[Interface dataset entries]
··········
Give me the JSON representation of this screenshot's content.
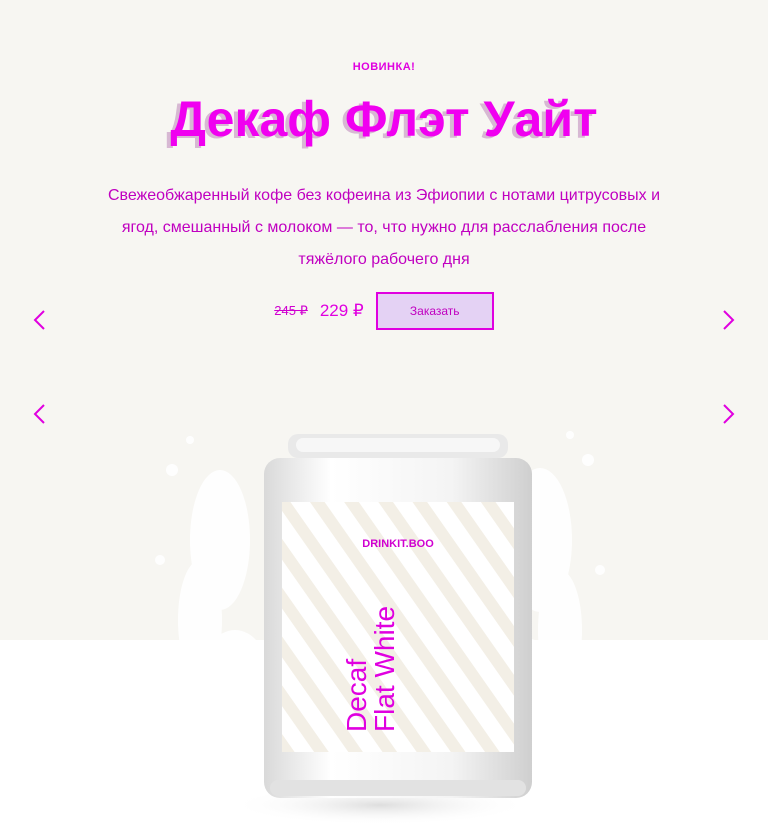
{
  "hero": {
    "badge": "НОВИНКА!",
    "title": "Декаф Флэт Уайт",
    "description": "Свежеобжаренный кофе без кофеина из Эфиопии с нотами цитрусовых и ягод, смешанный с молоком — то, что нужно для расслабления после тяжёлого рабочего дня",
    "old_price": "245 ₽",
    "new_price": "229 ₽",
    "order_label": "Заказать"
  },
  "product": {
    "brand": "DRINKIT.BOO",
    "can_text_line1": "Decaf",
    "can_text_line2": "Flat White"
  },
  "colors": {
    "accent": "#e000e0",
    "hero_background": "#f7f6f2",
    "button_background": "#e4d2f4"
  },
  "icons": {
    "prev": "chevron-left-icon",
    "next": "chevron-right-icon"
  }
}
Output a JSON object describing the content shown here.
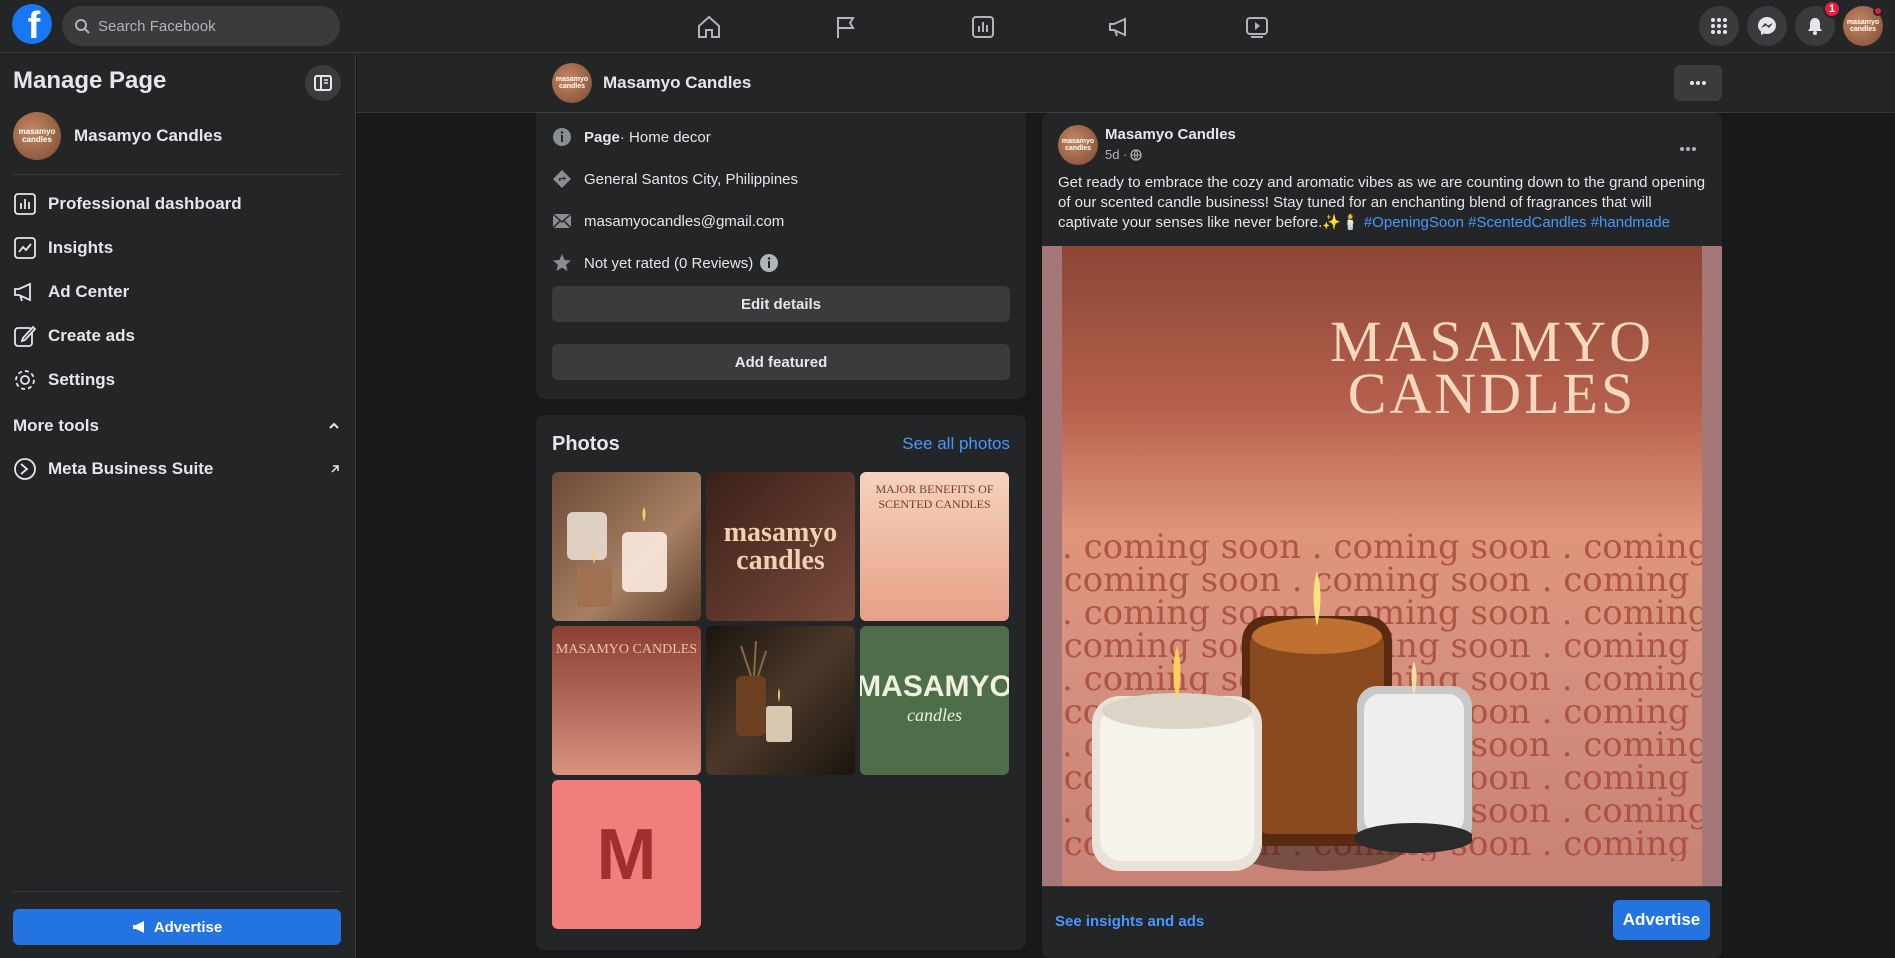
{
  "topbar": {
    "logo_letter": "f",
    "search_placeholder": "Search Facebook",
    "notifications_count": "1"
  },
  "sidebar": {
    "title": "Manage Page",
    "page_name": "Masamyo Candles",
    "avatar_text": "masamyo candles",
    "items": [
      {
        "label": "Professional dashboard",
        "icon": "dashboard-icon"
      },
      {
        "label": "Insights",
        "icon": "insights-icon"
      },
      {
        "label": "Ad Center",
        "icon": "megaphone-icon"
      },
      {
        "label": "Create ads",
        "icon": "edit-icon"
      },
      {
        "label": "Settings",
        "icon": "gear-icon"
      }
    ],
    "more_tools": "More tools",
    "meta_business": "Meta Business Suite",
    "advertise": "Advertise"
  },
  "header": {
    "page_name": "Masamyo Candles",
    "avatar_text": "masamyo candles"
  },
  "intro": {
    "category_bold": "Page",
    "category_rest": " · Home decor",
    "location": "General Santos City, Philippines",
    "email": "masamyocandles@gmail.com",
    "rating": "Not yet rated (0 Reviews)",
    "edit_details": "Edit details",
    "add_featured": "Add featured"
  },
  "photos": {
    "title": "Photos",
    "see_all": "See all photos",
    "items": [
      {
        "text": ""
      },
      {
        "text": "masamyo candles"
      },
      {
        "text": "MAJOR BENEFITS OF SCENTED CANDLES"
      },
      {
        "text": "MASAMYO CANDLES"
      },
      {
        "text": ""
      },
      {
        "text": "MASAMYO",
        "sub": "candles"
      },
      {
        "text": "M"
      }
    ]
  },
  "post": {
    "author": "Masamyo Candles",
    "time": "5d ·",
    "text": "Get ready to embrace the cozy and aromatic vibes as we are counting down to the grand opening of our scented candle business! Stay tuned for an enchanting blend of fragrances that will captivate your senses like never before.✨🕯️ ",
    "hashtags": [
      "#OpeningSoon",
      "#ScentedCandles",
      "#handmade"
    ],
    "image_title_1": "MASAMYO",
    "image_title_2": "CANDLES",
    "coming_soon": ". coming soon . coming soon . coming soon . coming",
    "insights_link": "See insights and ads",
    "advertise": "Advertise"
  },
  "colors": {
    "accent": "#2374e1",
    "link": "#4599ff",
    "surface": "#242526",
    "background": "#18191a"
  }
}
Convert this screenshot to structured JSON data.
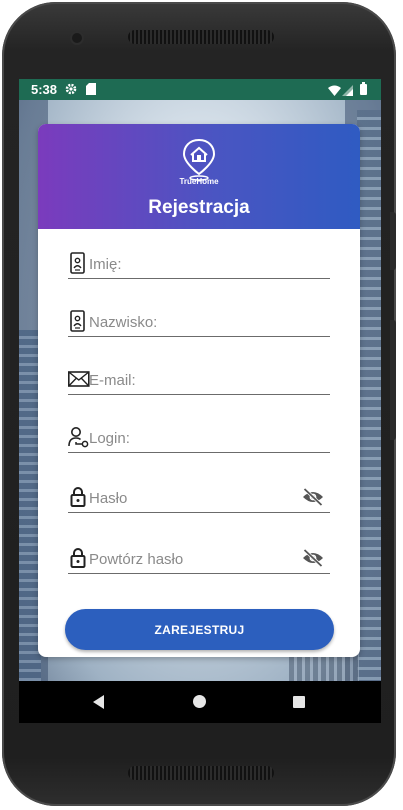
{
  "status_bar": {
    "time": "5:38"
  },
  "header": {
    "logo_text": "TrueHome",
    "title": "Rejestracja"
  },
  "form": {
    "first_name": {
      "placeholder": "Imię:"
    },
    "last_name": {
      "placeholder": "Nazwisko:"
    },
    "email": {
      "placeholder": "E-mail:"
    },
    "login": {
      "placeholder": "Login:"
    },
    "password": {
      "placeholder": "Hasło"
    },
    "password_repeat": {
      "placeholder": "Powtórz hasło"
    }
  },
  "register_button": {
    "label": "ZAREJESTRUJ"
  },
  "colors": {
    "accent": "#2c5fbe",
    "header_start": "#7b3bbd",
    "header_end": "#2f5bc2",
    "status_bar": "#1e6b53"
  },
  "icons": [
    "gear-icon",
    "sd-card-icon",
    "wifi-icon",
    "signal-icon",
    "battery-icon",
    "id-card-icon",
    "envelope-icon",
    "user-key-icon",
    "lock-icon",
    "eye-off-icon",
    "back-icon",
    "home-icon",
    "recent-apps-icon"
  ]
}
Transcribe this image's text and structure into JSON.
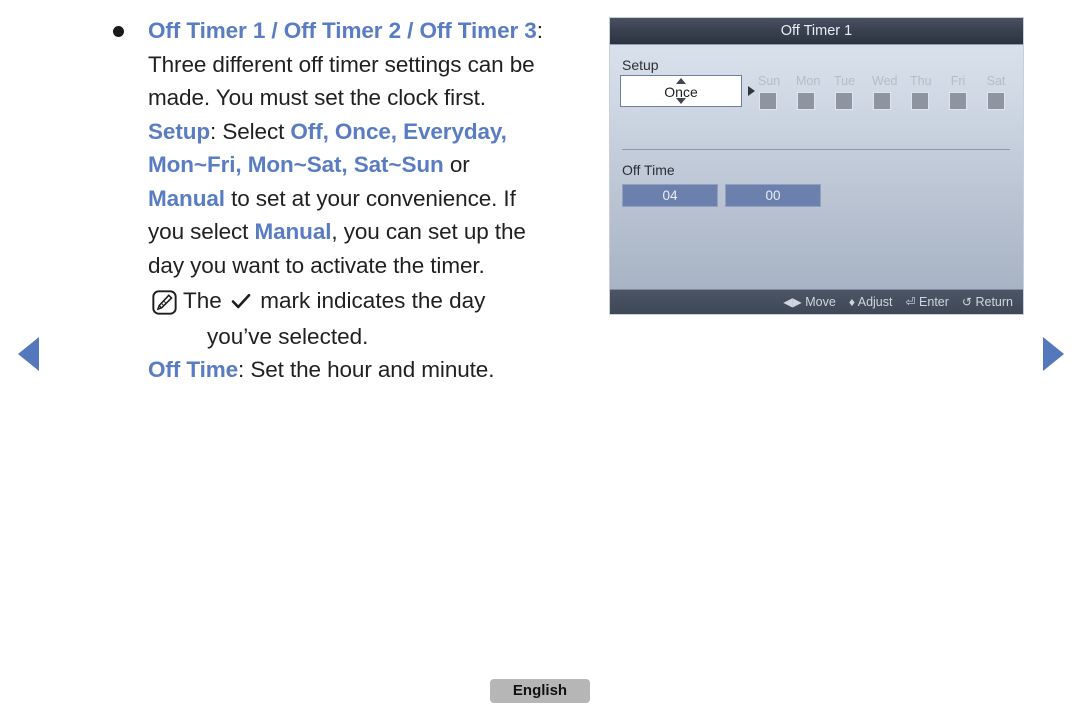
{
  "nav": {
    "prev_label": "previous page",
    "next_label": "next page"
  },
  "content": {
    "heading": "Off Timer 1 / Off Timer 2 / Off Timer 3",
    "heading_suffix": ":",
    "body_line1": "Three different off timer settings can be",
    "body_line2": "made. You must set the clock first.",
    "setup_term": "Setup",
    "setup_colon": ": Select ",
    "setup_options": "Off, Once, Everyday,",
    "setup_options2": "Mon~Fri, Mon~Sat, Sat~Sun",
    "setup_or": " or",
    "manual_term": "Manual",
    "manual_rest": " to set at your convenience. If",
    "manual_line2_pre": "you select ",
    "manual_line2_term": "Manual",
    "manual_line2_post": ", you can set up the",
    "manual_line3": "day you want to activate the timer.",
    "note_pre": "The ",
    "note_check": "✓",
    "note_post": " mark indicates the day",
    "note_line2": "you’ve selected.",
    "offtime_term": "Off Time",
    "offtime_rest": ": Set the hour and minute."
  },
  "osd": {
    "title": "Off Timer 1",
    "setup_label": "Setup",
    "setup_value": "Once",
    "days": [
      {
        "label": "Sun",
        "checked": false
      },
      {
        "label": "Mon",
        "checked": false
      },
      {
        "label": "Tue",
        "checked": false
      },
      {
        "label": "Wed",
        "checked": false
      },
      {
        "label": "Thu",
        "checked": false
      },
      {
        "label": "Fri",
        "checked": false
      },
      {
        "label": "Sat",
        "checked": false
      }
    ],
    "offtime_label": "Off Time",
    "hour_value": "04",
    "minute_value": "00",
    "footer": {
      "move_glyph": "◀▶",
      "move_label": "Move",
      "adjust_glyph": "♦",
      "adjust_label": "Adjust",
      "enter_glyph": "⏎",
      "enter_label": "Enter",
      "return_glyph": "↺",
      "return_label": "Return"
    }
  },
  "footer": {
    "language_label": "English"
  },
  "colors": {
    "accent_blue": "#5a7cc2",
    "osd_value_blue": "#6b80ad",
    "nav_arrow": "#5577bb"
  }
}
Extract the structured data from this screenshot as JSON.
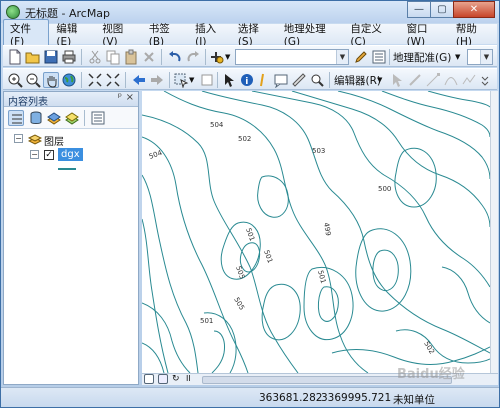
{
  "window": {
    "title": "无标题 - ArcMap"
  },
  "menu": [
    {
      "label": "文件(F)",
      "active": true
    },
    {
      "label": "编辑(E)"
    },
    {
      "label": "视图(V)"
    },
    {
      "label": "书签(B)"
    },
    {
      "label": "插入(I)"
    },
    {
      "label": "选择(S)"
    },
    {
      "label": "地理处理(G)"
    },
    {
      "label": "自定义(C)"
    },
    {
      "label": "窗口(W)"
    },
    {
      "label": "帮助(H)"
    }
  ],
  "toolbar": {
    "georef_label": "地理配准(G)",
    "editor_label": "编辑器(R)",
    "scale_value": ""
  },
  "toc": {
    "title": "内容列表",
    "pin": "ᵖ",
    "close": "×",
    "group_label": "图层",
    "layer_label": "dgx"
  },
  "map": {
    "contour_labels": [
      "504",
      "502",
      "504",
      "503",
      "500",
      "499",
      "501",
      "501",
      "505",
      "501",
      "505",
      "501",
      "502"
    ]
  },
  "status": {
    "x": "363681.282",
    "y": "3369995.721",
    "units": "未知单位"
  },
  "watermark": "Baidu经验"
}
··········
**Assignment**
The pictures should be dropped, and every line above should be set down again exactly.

**Solution for this exercise**
Give me the JSON representation of this screenshot's content.
{
  "hero": {
    "badge": "НОВИНКА!",
    "title": "Декаф Флэт Уайт",
    "description": "Свежеобжаренный кофе без кофеина из Эфиопии с нотами цитрусовых и ягод, смешанный с молоком — то, что нужно для расслабления после тяжёлого рабочего дня",
    "old_price": "245 ₽",
    "new_price": "229 ₽",
    "order_label": "Заказать"
  },
  "product": {
    "brand": "DRINKIT.BOO",
    "can_text_line1": "Decaf",
    "can_text_line2": "Flat White"
  },
  "colors": {
    "accent": "#e000e0",
    "hero_background": "#f7f6f2",
    "button_background": "#e4d2f4"
  },
  "icons": {
    "prev": "chevron-left-icon",
    "next": "chevron-right-icon"
  }
}
Output a JSON object describing the content shown here.
{
  "topbar": {
    "logo_letter": "f",
    "search_placeholder": "Search Facebook",
    "notifications_count": "1"
  },
  "sidebar": {
    "title": "Manage Page",
    "page_name": "Masamyo Candles",
    "avatar_text": "masamyo candles",
    "items": [
      {
        "label": "Professional dashboard",
        "icon": "dashboard-icon"
      },
      {
        "label": "Insights",
        "icon": "insights-icon"
      },
      {
        "label": "Ad Center",
        "icon": "megaphone-icon"
      },
      {
        "label": "Create ads",
        "icon": "edit-icon"
      },
      {
        "label": "Settings",
        "icon": "gear-icon"
      }
    ],
    "more_tools": "More tools",
    "meta_business": "Meta Business Suite",
    "advertise": "Advertise"
  },
  "header": {
    "page_name": "Masamyo Candles",
    "avatar_text": "masamyo candles"
  },
  "intro": {
    "category_bold": "Page",
    "category_rest": " · Home decor",
    "location": "General Santos City, Philippines",
    "email": "masamyocandles@gmail.com",
    "rating": "Not yet rated (0 Reviews)",
    "edit_details": "Edit details",
    "add_featured": "Add featured"
  },
  "photos": {
    "title": "Photos",
    "see_all": "See all photos",
    "items": [
      {
        "text": ""
      },
      {
        "text": "masamyo candles"
      },
      {
        "text": "MAJOR BENEFITS OF SCENTED CANDLES"
      },
      {
        "text": "MASAMYO CANDLES"
      },
      {
        "text": ""
      },
      {
        "text": "MASAMYO",
        "sub": "candles"
      },
      {
        "text": "M"
      }
    ]
  },
  "post": {
    "author": "Masamyo Candles",
    "time": "5d ·",
    "text": "Get ready to embrace the cozy and aromatic vibes as we are counting down to the grand opening of our scented candle business! Stay tuned for an enchanting blend of fragrances that will captivate your senses like never before.✨🕯️ ",
    "hashtags": [
      "#OpeningSoon",
      "#ScentedCandles",
      "#handmade"
    ],
    "image_title_1": "MASAMYO",
    "image_title_2": "CANDLES",
    "coming_soon": ". coming soon . coming soon . coming soon . coming",
    "insights_link": "See insights and ads",
    "advertise": "Advertise"
  },
  "colors": {
    "accent": "#2374e1",
    "link": "#4599ff",
    "surface": "#242526",
    "background": "#18191a"
  }
}
Convert this screenshot to structured JSON data.
{
  "status_bar": {
    "time": "5:38"
  },
  "header": {
    "logo_text": "TrueHome",
    "title": "Rejestracja"
  },
  "form": {
    "first_name": {
      "placeholder": "Imię:"
    },
    "last_name": {
      "placeholder": "Nazwisko:"
    },
    "email": {
      "placeholder": "E-mail:"
    },
    "login": {
      "placeholder": "Login:"
    },
    "password": {
      "placeholder": "Hasło"
    },
    "password_repeat": {
      "placeholder": "Powtórz hasło"
    }
  },
  "register_button": {
    "label": "ZAREJESTRUJ"
  },
  "colors": {
    "accent": "#2c5fbe",
    "header_start": "#7b3bbd",
    "header_end": "#2f5bc2",
    "status_bar": "#1e6b53"
  },
  "icons": [
    "gear-icon",
    "sd-card-icon",
    "wifi-icon",
    "signal-icon",
    "battery-icon",
    "id-card-icon",
    "envelope-icon",
    "user-key-icon",
    "lock-icon",
    "eye-off-icon",
    "back-icon",
    "home-icon",
    "recent-apps-icon"
  ]
}
Transcribe this image's text and structure into JSON.
{
  "nav": {
    "prev_label": "previous page",
    "next_label": "next page"
  },
  "content": {
    "heading": "Off Timer 1 / Off Timer 2 / Off Timer 3",
    "heading_suffix": ":",
    "body_line1": "Three different off timer settings can be",
    "body_line2": "made. You must set the clock first.",
    "setup_term": "Setup",
    "setup_colon": ": Select ",
    "setup_options": "Off, Once, Everyday,",
    "setup_options2": "Mon~Fri, Mon~Sat, Sat~Sun",
    "setup_or": " or",
    "manual_term": "Manual",
    "manual_rest": " to set at your convenience. If",
    "manual_line2_pre": "you select ",
    "manual_line2_term": "Manual",
    "manual_line2_post": ", you can set up the",
    "manual_line3": "day you want to activate the timer.",
    "note_pre": "The ",
    "note_check": "✓",
    "note_post": " mark indicates the day",
    "note_line2": "you’ve selected.",
    "offtime_term": "Off Time",
    "offtime_rest": ": Set the hour and minute."
  },
  "osd": {
    "title": "Off Timer 1",
    "setup_label": "Setup",
    "setup_value": "Once",
    "days": [
      {
        "label": "Sun",
        "checked": false
      },
      {
        "label": "Mon",
        "checked": false
      },
      {
        "label": "Tue",
        "checked": false
      },
      {
        "label": "Wed",
        "checked": false
      },
      {
        "label": "Thu",
        "checked": false
      },
      {
        "label": "Fri",
        "checked": false
      },
      {
        "label": "Sat",
        "checked": false
      }
    ],
    "offtime_label": "Off Time",
    "hour_value": "04",
    "minute_value": "00",
    "footer": {
      "move_glyph": "◀▶",
      "move_label": "Move",
      "adjust_glyph": "♦",
      "adjust_label": "Adjust",
      "enter_glyph": "⏎",
      "enter_label": "Enter",
      "return_glyph": "↺",
      "return_label": "Return"
    }
  },
  "footer": {
    "language_label": "English"
  },
  "colors": {
    "accent_blue": "#5a7cc2",
    "osd_value_blue": "#6b80ad",
    "nav_arrow": "#5577bb"
  }
}
Extract the structured data from this screenshot as JSON.
{
  "window": {
    "title": "无标题 - ArcMap"
  },
  "menu": [
    {
      "label": "文件(F)",
      "active": true
    },
    {
      "label": "编辑(E)"
    },
    {
      "label": "视图(V)"
    },
    {
      "label": "书签(B)"
    },
    {
      "label": "插入(I)"
    },
    {
      "label": "选择(S)"
    },
    {
      "label": "地理处理(G)"
    },
    {
      "label": "自定义(C)"
    },
    {
      "label": "窗口(W)"
    },
    {
      "label": "帮助(H)"
    }
  ],
  "toolbar": {
    "georef_label": "地理配准(G)",
    "editor_label": "编辑器(R)",
    "scale_value": ""
  },
  "toc": {
    "title": "内容列表",
    "pin": "ᵖ",
    "close": "×",
    "group_label": "图层",
    "layer_label": "dgx"
  },
  "map": {
    "contour_labels": [
      "504",
      "502",
      "504",
      "503",
      "500",
      "499",
      "501",
      "501",
      "505",
      "501",
      "505",
      "501",
      "502"
    ]
  },
  "status": {
    "x": "363681.282",
    "y": "3369995.721",
    "units": "未知单位"
  },
  "watermark": "Baidu经验"
}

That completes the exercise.